Over the years the pink dress has become an icon of fashion and film, and like her white dress is often imitated and parodied. One of the most famous of all is the one represented by the singer Madonna in the music video for her 1985 hit "Material Girl".[9]

In a segment entitled "Material Girl" in the 1997 Playboy Video, Playboy's Voluptuous Vixens, SaRenna Lee capitalized on her resemblance to Marilyn Monroe by appearing in a pink dress designed for her zaftig shape.

Mexican entertainers Thalia and Aida Pierce each wore similar shocking pink dresses. Thalia wore a replica of this dress while performing "Diamonds are a Girl's Best Friend" in Spain in 1991, and Pierce wore a similar pink dress in a 2001 episode of Humor es...los comediantes as a tribute to Monroe (2001 would have been Monroe's 75th birthday).

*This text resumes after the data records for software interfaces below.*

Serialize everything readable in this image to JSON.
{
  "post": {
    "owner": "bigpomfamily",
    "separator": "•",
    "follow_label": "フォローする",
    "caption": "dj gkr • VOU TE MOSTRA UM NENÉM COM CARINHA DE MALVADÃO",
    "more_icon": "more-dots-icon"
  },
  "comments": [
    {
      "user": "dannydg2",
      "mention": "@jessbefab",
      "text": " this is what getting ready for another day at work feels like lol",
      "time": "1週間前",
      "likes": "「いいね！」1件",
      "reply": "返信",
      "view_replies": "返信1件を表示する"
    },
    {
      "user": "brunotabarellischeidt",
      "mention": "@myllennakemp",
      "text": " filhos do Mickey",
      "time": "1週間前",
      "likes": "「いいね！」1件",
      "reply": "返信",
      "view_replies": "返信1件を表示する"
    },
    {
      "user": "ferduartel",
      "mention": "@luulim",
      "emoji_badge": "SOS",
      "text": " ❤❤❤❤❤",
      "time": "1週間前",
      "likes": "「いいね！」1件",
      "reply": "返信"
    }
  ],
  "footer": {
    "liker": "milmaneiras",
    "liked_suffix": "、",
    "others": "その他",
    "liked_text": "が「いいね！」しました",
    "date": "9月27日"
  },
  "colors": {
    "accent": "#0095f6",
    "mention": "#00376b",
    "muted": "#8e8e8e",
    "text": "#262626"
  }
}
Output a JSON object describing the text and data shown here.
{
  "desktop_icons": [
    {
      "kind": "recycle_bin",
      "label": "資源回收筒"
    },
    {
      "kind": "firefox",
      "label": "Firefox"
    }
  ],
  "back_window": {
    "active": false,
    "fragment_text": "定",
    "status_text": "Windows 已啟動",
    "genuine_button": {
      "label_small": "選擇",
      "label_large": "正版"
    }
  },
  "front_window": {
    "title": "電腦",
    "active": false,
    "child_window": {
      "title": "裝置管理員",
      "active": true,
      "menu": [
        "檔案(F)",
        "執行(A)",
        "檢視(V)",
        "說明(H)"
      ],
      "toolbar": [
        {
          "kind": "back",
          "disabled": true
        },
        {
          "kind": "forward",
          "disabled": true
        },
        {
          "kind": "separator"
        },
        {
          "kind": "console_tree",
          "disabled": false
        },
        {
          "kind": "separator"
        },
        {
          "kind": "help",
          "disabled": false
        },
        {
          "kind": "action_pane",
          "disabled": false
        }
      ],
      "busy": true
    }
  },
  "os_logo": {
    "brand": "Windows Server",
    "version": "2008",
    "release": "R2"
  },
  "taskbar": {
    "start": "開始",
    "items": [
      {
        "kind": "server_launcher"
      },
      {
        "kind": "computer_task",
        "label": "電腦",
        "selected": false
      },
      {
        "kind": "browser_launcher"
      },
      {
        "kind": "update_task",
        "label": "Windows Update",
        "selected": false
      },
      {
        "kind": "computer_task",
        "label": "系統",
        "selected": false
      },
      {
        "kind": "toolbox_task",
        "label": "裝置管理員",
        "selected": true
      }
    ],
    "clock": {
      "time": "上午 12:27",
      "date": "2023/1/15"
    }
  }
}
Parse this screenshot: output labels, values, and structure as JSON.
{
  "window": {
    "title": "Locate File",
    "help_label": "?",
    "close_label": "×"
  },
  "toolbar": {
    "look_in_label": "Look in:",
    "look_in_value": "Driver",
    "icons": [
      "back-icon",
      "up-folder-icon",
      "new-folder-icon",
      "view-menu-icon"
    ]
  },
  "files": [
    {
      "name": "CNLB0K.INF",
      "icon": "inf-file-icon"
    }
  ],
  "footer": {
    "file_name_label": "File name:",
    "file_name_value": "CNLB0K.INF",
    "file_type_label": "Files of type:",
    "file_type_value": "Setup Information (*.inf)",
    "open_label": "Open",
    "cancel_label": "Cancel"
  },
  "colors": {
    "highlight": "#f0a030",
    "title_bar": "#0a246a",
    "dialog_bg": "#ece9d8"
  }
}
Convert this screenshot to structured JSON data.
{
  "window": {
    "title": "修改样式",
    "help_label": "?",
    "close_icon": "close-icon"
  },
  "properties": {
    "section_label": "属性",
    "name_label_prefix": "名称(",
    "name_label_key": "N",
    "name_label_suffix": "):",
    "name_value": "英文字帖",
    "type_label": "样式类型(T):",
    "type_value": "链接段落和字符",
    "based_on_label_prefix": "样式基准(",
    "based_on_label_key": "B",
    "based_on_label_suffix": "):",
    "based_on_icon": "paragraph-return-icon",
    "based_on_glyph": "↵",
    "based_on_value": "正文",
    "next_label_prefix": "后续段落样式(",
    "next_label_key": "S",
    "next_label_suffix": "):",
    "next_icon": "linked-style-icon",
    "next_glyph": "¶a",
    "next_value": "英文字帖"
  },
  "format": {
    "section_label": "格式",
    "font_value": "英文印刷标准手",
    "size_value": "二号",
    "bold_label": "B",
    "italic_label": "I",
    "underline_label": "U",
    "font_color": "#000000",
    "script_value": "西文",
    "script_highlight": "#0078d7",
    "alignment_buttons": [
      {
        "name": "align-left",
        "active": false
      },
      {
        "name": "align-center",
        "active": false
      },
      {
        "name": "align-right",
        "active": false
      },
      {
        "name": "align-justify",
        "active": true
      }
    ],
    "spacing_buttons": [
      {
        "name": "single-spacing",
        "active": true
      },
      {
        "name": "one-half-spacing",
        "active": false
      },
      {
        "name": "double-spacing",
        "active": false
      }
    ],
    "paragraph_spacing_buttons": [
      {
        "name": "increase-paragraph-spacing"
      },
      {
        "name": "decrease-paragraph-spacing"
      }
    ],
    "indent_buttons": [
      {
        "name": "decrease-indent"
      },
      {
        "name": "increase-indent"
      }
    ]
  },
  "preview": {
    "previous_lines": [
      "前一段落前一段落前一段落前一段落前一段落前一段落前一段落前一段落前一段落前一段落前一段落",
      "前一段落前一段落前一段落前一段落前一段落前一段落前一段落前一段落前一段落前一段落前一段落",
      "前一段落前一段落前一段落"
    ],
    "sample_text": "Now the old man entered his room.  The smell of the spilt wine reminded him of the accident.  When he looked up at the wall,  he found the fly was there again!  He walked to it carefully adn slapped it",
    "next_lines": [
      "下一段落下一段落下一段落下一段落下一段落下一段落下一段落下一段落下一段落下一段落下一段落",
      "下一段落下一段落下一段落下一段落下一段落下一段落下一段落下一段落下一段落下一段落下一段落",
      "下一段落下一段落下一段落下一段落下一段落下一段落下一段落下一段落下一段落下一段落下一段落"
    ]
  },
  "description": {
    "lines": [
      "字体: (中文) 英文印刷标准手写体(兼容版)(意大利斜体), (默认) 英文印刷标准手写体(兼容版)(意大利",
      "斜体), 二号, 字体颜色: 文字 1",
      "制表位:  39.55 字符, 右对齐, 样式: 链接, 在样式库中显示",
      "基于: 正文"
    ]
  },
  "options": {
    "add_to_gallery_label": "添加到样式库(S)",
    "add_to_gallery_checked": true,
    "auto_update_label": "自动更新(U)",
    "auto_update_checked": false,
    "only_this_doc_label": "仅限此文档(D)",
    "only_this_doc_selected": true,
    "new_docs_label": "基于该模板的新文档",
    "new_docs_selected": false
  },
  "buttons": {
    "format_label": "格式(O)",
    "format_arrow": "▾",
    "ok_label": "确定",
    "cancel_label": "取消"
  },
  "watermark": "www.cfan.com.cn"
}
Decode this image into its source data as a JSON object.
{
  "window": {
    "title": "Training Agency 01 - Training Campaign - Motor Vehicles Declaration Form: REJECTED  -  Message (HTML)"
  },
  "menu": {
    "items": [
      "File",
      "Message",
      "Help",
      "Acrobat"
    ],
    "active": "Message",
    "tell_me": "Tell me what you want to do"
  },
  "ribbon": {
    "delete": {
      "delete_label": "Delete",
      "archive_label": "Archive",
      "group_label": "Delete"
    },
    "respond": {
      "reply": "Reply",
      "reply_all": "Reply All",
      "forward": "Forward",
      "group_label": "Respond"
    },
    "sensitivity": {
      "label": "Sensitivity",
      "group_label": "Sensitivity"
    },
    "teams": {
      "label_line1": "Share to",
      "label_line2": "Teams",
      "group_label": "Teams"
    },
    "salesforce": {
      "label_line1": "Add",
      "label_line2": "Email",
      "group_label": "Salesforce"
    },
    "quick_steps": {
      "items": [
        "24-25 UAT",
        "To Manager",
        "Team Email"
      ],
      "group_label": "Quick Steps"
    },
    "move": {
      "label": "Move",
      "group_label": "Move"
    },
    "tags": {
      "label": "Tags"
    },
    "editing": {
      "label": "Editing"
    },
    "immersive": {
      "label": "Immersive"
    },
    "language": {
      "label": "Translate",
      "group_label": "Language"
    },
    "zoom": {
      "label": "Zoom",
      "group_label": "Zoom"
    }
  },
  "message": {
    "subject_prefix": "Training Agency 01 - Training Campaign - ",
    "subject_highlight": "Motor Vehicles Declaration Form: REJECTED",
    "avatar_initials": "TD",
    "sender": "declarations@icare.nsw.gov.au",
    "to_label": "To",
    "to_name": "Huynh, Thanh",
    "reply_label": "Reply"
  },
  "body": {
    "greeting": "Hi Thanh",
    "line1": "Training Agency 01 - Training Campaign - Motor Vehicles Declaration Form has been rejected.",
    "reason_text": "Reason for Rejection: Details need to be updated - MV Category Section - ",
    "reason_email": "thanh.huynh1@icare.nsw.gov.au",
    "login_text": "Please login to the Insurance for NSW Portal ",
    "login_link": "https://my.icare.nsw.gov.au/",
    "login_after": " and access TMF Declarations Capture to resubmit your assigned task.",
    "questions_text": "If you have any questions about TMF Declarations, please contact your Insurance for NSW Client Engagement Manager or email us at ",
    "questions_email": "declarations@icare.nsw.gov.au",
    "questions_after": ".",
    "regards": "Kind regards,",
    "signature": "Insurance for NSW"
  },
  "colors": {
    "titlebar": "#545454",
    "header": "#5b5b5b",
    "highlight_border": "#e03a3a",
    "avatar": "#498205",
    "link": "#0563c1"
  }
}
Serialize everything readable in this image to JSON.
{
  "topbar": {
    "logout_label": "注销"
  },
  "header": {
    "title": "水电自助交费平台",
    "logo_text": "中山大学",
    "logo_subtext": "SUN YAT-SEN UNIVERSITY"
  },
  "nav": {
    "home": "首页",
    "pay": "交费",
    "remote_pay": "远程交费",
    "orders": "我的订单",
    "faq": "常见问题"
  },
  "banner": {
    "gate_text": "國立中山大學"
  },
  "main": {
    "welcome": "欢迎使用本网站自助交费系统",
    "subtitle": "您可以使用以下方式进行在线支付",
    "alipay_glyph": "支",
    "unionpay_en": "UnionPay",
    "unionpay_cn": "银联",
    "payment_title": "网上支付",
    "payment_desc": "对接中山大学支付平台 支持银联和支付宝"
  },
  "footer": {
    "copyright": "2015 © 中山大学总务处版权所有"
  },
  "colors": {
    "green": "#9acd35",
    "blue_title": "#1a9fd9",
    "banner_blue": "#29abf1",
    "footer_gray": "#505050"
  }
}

In the computer game The Sims: Superstar expansion pack published in 2003, the player can see the character of Marilyn Monroe, dressed in the same famous shocking pink dress. It was also produced as a Mattel Barbie doll with Barbie wearing Monroe's pink dress.[10]

In the third episode of the second season of the American television series Crazy Ex-Girlfriend, Rachel Bloom as Rebecca Bunch wears a blue version of the dress while singing "The Math of Love Triangles." Parodying Monroe's performance of "Diamonds Are A Girl's Best Friend" [11]

See alsoEdit


  1. ^ "Willam Travilla biography". Film Reference. Retrieved 3 June 2011.
  2. ^ "Marilyn Monroe's 'Gentlemen Prefer Blondes' dress up for auction". The Telegraph. 17 May 2010. Retrieved 3 June 2011.
  3. ^ "She was the easiest person I ever worked with". Loving Marilyn. Retrieved 3 June 2011.
  4. ^ Vogel, Michelle (2014). Marilyn Monroe: Her Films, Her Life. McFarland. p. 24. ISBN 978-0-7864-7086-0.
  5. ^ Kobal, John (1974). Marilyn Monroe: A Life on Film.
  6. ^ St. Clair, Kassia (2016). The Secret Lives of Colour. London: John Murray. p. 127. ISBN 9781473630819. OCLC 936144129.
  7. ^ "Marilyn Monroe's Pink Satin 'Gentlemen Prefer Blondes' Dress to Be Auctioned". 4 May 2010. Retrieved 3 May 2011.
  8. ^ Profiles in History Auction Catalogue
  9. ^ Mansour, David (1 June 2005). From Abba to Zoom: a pop culture encyclopedia of the late 20th century. Andrews McMeel Publishing. p. 305. ISBN 978-0-7407-5118-9. Retrieved 3 June 2011.
  10. ^ O'Brien, Karen (6 November 2006). Toys & Prices 2007. Krause Publications. p. 181. ISBN 978-0-89689-333-7. Retrieved 3 June 2011.
  11. ^ Villarreal, Yvonne. "The midnight bath behind the making of 'Crazy Ex-Girlfriend's' big Marilyn Monroe parody".